The Ethiopian government has given ILCA the status of a United Nations agency, with full rights to diplomatic freedom and work accommodations.
I will spare you the procedures that we intend to follow for cooperating with the governments, except to say that in the first type of program, the actions will be defined by ILCA, and we will ask permission to work with our means and our resources; and in the second type, called "associated programs " (in English " cooperative programs "), each country will bring its own financial as well as personal means to the carrying out of defined work.
Finally, in the prearranged programs, each of the participating countries will conduct its program with its own means. ILCA will serve as the meeting place to permit the project heads to discuss their problems and plan their research actions.
In any case, ILCA does not wish to become primarily a body for coordination. As a former director of UNESCO has said, " When you are young, you do research and you work; when you are a little older, you give orders, and when you are really old and no longer acquainted with things, you coordinate". Well, ILCA, being a young body, doesn't wish to coordinate. It wishes to permit people to work together and to coordinate them selves.
To conclude, I will talk to you of our ideas for education. ILCA has no ambition to replace universities; we hope to participate in the education of young people who have left the universities with their diplomas. Through contact with our research teams, we will try to teach them to value their knowledge.
There will also be another type of education, permitting some researchers and directors who have been out of the universities for seven to ten years to take advantage of what in America is called a " sabbatical ". I know very well that a Minister of Agriculture will never authorize his head of livestock breeding services to take a year's vacation; but he will grant three weeks, and during the three weeks, the livestock expert can meet at ILCA with other heads of service to study the possibilities for the solution of like problems. The techniques of group vitality permit considerable progress in knowledge and communication; we shall try to apply them.
Another type of education consists in what we are doing here this week: bringing people together who seldom have the opportunity to meet, not to listen to reports from the chair, but to discuss between themselves the questions on the agenda. We have seen to it that every morning until 10 o'clock you will have the opportunity to relax with a cup of coffee and talk among yourselves about the problems affecting you. Every morning those who had a turn to speak the day before will put together their ideas, their projects, and their hopes. We trust that when you leave on the field trip Friday, your heads will be full of projects. To be sure that you will not forget them, when you leave tomorrow the conclusions that you drafted will be returned to you.

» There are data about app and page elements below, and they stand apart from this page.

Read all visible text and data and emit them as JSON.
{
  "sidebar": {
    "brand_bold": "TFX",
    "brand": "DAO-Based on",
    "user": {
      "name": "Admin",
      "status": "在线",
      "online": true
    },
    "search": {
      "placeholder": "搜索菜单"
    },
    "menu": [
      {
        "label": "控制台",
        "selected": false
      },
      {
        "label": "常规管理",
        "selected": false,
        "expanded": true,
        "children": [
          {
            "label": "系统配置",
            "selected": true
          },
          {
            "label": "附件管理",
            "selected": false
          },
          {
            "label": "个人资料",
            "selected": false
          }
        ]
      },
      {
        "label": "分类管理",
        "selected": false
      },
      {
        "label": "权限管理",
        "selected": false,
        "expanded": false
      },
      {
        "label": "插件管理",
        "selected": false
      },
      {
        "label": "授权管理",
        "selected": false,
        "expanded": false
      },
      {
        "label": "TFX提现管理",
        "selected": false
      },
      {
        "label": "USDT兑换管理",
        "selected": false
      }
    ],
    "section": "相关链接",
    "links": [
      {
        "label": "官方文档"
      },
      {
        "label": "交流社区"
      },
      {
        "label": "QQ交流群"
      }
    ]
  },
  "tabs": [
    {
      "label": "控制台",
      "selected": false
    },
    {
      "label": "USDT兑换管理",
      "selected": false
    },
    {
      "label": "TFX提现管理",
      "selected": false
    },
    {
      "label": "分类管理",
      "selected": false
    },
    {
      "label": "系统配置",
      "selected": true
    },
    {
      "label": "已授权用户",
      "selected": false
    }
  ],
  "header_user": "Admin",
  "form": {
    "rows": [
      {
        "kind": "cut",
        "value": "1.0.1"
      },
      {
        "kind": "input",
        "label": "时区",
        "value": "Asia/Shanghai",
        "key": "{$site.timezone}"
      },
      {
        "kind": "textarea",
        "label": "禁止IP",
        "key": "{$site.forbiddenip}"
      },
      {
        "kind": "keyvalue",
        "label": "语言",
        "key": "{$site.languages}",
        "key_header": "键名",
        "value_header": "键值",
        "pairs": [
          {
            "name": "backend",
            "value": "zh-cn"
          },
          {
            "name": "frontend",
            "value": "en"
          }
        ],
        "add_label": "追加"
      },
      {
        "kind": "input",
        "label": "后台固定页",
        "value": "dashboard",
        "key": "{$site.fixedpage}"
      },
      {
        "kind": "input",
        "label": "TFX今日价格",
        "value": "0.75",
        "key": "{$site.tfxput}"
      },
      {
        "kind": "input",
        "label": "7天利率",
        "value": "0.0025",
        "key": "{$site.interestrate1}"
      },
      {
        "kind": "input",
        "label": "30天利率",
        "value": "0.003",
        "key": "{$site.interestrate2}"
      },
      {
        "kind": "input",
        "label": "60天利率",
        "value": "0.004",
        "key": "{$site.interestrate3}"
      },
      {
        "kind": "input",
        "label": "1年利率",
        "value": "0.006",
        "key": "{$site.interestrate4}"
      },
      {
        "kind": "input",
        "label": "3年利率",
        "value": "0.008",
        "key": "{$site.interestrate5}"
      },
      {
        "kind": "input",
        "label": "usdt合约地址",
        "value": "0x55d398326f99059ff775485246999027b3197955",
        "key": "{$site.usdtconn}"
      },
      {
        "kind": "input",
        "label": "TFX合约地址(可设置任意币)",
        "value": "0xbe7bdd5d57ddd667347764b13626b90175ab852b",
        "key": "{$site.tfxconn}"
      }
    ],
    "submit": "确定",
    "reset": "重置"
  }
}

I could leave on vacation now and let you work, because these conclusions will be the fruit of your work and your work only.
Thank you, Mr. President.